Sarah Rosaen




Department of Communication Studies
University of Michigan-Flint
Personal website

What has been your most memorable project so far?
I worked with a school district in Genesee County in Michigan to develop media literacy tools to help parents navigate their children’s media use in the home. It felt wonderful to provide something that the community needed using my expertise that could have an immediate impact. And it showed me how hard it is for school districts to find reliable guidance on this topic. I provided guidance for young children, but they still desperately wanted information for adolescents and specifically sought out advice on applications that could help them with mediation at the touch of a button. Although I did not provide them with that, it definitely made me realize there is a big need in our communities for reliable resources based on a solid empirical background. I met with the superintendent’s office as well as several teachers from the district to help craft what they needed. Talking with the school district and collecting some survey data from parents helped me understand the intricacies of what they needed as well as what they did not know yet about media impact on children who are still developing. I ended up making videos with an accompanying brochure that pertain to children in several different developmental stages. I focused on young children from 0-2, 2-5, and 5-8 years of age. The content contains infromation about cognitive development, preferences for play and media, typical impacts from the media, and recommendations for media rules or strategies for parental mediation. I used several sources from this division to help me put together these materials.

The following link has videos and brochures.

Which achievement are you most proud of, and why?
I work on a research team with Dr. Jayson Dibble (Hope College) and Dr. Tilo Hartmann (VU University Amsterdam). We published an article in Human Communication Research about conceptual clarification of parasocial interaction and parasocial relationships. This piece got a top paper award from the Mass Communication Division of the National Communication Association.

What is an important question from parents and practitioners that we as academics
cannot provide a good answer to yet?
Which YouTube channels are bad for my children? Although we are learning more about children’s exposure to YouTube and how it impacts them every year, it is a large hill to climb. There are so many options for children to select from, it is harder for parents to monitor what channels their child watches, and there are no reliable ratings.

What would be your work motto?
Steady and persistant with a dash of passion wins the race.

Which of your publications is your favorite, and why?
My master’s thesis. It was a labor of love. My research goal has always been to understand the utility of parasocial relationships. I specifically focused on maltreated children in this study because they are vulnerable and have few options for nurturance. I wondered if media personae provide any benefit to them. Although I did not work directly with the participants because of privacy needs, the perspective I gained from seeing the protections they received from social services as well as the answers they provided on the survey, catapulted my interest in the role parasocial relationships play in the lives of people who approach relationships in a variety of different ways based on their varied past. This resulted in later work on how parasocial connections are an extension of our interpersonal relationships and follow some standard pathways when looking at variabes like attachment bonds.

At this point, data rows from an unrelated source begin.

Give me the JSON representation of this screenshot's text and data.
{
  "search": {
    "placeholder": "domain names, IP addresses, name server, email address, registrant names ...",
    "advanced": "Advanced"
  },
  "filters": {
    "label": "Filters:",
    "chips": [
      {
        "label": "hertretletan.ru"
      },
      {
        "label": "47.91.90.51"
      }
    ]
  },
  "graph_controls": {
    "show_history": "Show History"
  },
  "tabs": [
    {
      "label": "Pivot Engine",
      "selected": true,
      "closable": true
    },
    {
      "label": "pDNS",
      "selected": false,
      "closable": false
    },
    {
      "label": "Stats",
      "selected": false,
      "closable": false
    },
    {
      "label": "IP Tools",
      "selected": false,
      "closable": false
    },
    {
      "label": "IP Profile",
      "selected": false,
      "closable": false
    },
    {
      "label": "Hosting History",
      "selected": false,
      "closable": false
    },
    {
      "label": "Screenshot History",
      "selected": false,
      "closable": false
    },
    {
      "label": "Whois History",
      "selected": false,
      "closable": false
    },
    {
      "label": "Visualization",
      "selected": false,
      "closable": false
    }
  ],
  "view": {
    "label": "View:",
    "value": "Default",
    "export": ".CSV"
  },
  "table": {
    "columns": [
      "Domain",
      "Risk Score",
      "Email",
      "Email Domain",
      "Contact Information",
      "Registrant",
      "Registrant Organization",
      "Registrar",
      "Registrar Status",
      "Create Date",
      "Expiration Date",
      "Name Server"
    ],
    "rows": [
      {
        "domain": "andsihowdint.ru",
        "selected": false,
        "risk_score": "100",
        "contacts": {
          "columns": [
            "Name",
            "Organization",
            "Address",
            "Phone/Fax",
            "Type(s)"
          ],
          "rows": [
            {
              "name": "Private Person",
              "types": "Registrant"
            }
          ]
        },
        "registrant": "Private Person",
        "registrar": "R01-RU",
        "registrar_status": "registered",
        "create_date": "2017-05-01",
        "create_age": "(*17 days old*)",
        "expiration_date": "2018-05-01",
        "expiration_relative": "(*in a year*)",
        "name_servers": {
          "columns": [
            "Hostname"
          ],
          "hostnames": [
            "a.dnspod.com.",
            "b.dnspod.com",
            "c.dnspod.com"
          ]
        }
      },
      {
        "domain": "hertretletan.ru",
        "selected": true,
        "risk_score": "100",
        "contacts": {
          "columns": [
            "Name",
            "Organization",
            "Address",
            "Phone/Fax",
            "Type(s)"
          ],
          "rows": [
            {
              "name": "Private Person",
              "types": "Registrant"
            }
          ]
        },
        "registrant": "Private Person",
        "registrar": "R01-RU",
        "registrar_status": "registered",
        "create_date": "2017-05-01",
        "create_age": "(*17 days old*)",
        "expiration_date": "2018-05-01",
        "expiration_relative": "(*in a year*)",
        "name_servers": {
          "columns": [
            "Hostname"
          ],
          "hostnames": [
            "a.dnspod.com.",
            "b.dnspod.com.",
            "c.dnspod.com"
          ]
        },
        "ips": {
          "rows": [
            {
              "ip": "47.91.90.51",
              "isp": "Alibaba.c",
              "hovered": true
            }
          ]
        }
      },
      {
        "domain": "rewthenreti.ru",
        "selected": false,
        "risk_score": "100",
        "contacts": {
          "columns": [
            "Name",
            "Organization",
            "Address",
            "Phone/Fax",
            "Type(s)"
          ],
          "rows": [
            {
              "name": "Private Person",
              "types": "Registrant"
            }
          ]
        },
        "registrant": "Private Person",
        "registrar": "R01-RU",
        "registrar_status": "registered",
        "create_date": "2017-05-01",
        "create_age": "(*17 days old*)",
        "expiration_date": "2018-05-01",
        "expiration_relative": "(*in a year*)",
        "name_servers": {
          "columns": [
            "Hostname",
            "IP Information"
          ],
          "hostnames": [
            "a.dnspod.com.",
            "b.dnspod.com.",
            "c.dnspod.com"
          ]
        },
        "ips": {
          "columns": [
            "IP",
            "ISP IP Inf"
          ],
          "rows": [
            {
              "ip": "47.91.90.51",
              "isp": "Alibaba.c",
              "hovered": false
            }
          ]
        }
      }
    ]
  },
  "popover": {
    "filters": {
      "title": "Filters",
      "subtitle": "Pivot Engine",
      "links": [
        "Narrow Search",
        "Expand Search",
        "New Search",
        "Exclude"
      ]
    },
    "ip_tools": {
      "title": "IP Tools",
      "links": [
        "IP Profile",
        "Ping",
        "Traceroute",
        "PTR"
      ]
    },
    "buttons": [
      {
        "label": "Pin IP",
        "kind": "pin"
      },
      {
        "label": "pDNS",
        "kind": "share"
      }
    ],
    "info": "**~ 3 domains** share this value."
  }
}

If you had unlimited resources, what kind of project would you want to do and why?
I would love to write a children’s book like “Teddy’s TV Troubles” by Joanne Cantor. This book was written so children could learn to cope with frightening images on television. I like the idea of writing a book like this that could be read by a variety of people to help children understand how to navigate the media. I would want the book to work for parents and teachers alone as a tool as well as something parents and teachers could read to a child or a child could read on their own. Ideally it would incorporate parasocial connections in order for them to learn a media literacy skill. In this day and age it might be best if the book centered on YouTube channels and how children can navigate them.

If you had to give one piece of advice to young CAM scholars, what would it be?
I met wonderful research partners at conferences. In fact, I met Nancy Jennings at ICA and now we work on a team together. We are working on a fascinating project about how much children trust media personae of different races and how that can impact their comfort level around children in their real life of the same race. In fact, the paper will be presented at NCA this coming November. The opportunity to work with someone like Nancy would never have presented itself unless I met her at a conference. Building connections in an area I am passionate about has helped me build teams where I get to work on projects that are something I could not do on my own.

Brad Bond would like to know how you’re balancing your scholarship with your role as department chair?
I started as department chair just before the pandemic hit, so my experience is unique to right now. Regardless, I have a few projects I am working on and I am making progress, but using the summer wisely has always been the way that I meet my research goals. As department chair and during this pandemic, this remains the case. I am learning a new lesson in how to say no, what I said no to was different pre-tenure and pre-chair. It is easy to let service responsibilities take over your time but keeping a balance between all aspects of my academic career (teaching, research, and service) has always been my strategy to have the career I want. I work at a regional comprehensive university with a larger teaching load and once you take on any administrative responsibility your time gets very tight. You have to make decisions that allow you to have the job you like, rather than saying yes to all the opportunities that come from the administrative role. One of things that I struggle with the most is that I care deeply about my university and so I tend to say yes too much. However, I am of the most benefit to everyone if I say no sometimes.

Who would you like to put in the spotlight next, and why?
Dr. Meryl Alper, Assistant Professor of Communication Studies at Northeastern University. Her research on children with disabilities is fascinating and she offers a unique perspective given her decade working in the children’s media industry.